Deep dive into ‘The Shining’
By Ann Hornaday
Friday, April 12, 2013
In an era when Audience is King -- when movies can get made on the strength of a Kickstarter campaign and an amateur effort like “Fifty Shades of Grey” becomes as big a hit as the “Twilight” books that inspired it -- there’s a certain sense to be found in the existence of “Room 237,” if not in its substance.
Rodney Ascher’s documentary about the 1980 Stanley Kubrick horror film “The Shining” and five obsessive viewers with elaborate ideas about its hidden meanings belongs to a post-modern wave of film consumption, wherein spectators are increasingly emboldened to short-circuit conventional criticism and even a filmmaker’s stated aims and take the wheel of cultural discourse themselves.
“Room 237” might be ushering in a new and inevitable genre: fan faction.
Propelled by the certainty of a chest-poking drunk at a cocktail party or the most dedicated buff peering out from a manhole on Dealey Plaza, the testifiers of “Room 237” are nothing if not tireless in convincing us that they hold the golden ticket to Kubrick’s deepest motivations. ABC News correspondent Bill Blakemore elegantly links the director’s strategic positioning of Calumet Baking Powder cans in the Overlook Hotel’s pantry to prove that “The Shining” -- which was based on Stephen King’s 1977 novel -- is an allegory for the European genocide of Native Americans. History professor Geoffrey Cocks notices the typewriter Jack Nicholson’s character uses to not write his novel in the film and finally deduces that “The Shining” is Kubrick’s cri de coeur about the Holocaust.
Playwright Juli Kearns harbors an abiding fascination with the window in the hotel manager’s office, which opens -- at least figuratively -- to myriad architectural impossibilities, which she has neatly catalogued in a series of carefully drawn maps.

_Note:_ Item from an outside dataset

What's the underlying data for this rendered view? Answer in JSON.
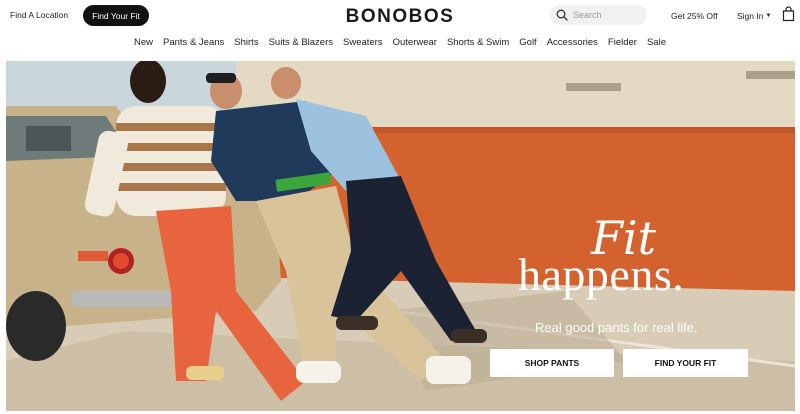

Artist John Fell Ryan specializes in screening “The Shining” backwards and forwards simultaneously to elicit buried synchronicities (no word on whether Pink Floyd is involved), and Jay Weidner is convinced that Kubrick made the film as an apologia for his role in staging the Apollo 11 moon landing.
It would all be insufferable had Ascher not made the brilliant decision to stage “Room 237” not as a talking-heads documentary but as a montage of Kubrick’s own films, using snippets of “The Killing,” “Lolita,” “2001: A Space Odyssey,” “Eyes Wide Shut” and others to illustrate what his subjects are saying off-camera (the filmmaker also makes judicious use of other films from the era, including “All the President’s Men”). What might have been a tiresome stew of obsession, projection, Freud, Jung and continuity errors re-purposed as conspiracy fodder instead becomes a hypnotic homage to a cinematic master whose absence is all the more palpable for his fans’ desperate attempts to revive them: resurrection by interpretation.
You don’t have to buy into these revisionists’ most outlandish notions to find their meditations intriguing -- and even true in the most global, humanistic sense. “Room 237” turns out to be about many things, including how we process history, human evil and our own mortality. But perhaps there are buried meanings in “Room 237” itself, which at its most touching and profound seems suffused with unresolved grief. Kubrick died too soon in 1999 at the age of 70. As “Room 237” attests, at least we’ll always have his movies to kick around.Contains disturbing material.